§ WHAT THIS TASK INVOLVES: Copy each of the following entries back without change.

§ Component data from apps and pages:
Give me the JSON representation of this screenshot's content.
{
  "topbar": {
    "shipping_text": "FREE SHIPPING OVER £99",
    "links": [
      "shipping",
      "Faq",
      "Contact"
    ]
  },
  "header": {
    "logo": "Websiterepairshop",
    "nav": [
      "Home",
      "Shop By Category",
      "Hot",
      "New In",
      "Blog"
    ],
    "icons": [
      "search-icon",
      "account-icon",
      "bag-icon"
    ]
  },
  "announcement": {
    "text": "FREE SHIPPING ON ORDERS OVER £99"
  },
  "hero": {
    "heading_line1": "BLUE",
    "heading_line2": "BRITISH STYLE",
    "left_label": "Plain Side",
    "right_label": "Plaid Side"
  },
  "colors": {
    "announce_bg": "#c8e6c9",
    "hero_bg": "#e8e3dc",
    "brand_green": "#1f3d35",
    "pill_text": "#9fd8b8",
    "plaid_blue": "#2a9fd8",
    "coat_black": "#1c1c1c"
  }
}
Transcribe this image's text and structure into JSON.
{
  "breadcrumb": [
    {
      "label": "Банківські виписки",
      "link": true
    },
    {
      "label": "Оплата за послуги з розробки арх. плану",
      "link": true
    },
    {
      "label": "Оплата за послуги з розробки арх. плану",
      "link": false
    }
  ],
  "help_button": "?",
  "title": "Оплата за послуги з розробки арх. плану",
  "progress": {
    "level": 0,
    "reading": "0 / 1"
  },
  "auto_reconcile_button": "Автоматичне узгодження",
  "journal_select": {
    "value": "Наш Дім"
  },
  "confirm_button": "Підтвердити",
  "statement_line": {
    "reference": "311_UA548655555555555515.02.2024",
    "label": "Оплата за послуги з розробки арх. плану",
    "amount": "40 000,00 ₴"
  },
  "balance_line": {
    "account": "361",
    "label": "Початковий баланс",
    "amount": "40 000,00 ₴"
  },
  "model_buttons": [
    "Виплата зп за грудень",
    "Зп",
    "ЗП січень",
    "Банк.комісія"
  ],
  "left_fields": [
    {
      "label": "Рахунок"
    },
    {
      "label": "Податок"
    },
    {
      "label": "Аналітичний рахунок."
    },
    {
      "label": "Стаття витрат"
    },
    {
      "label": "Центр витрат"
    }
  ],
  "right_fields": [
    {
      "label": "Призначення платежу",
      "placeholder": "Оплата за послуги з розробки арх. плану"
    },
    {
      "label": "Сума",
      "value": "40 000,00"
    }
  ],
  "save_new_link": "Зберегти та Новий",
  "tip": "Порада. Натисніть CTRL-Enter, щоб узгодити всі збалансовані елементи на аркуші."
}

§ RESPONSE:
Give me the JSON representation of this screenshot's content.
{
  "topbar": {
    "shipping_text": "FREE SHIPPING OVER £99",
    "links": [
      "shipping",
      "Faq",
      "Contact"
    ]
  },
  "header": {
    "logo": "Websiterepairshop",
    "nav": [
      "Home",
      "Shop By Category",
      "Hot",
      "New In",
      "Blog"
    ],
    "icons": [
      "search-icon",
      "account-icon",
      "bag-icon"
    ]
  },
  "announcement": {
    "text": "FREE SHIPPING ON ORDERS OVER £99"
  },
  "hero": {
    "heading_line1": "BLUE",
    "heading_line2": "BRITISH STYLE",
    "left_label": "Plain Side",
    "right_label": "Plaid Side"
  },
  "colors": {
    "announce_bg": "#c8e6c9",
    "hero_bg": "#e8e3dc",
    "brand_green": "#1f3d35",
    "pill_text": "#9fd8b8",
    "plaid_blue": "#2a9fd8",
    "coat_black": "#1c1c1c"
  }
}
Transcribe this image's text and structure into JSON.
{
  "breadcrumb": [
    {
      "label": "Банківські виписки",
      "link": true
    },
    {
      "label": "Оплата за послуги з розробки арх. плану",
      "link": true
    },
    {
      "label": "Оплата за послуги з розробки арх. плану",
      "link": false
    }
  ],
  "help_button": "?",
  "title": "Оплата за послуги з розробки арх. плану",
  "progress": {
    "level": 0,
    "reading": "0 / 1"
  },
  "auto_reconcile_button": "Автоматичне узгодження",
  "journal_select": {
    "value": "Наш Дім"
  },
  "confirm_button": "Підтвердити",
  "statement_line": {
    "reference": "311_UA548655555555555515.02.2024",
    "label": "Оплата за послуги з розробки арх. плану",
    "amount": "40 000,00 ₴"
  },
  "balance_line": {
    "account": "361",
    "label": "Початковий баланс",
    "amount": "40 000,00 ₴"
  },
  "model_buttons": [
    "Виплата зп за грудень",
    "Зп",
    "ЗП січень",
    "Банк.комісія"
  ],
  "left_fields": [
    {
      "label": "Рахунок"
    },
    {
      "label": "Податок"
    },
    {
      "label": "Аналітичний рахунок."
    },
    {
      "label": "Стаття витрат"
    },
    {
      "label": "Центр витрат"
    }
  ],
  "right_fields": [
    {
      "label": "Призначення платежу",
      "placeholder": "Оплата за послуги з розробки арх. плану"
    },
    {
      "label": "Сума",
      "value": "40 000,00"
    }
  ],
  "save_new_link": "Зберегти та Новий",
  "tip": "Порада. Натисніть CTRL-Enter, щоб узгодити всі збалансовані елементи на аркуші."
}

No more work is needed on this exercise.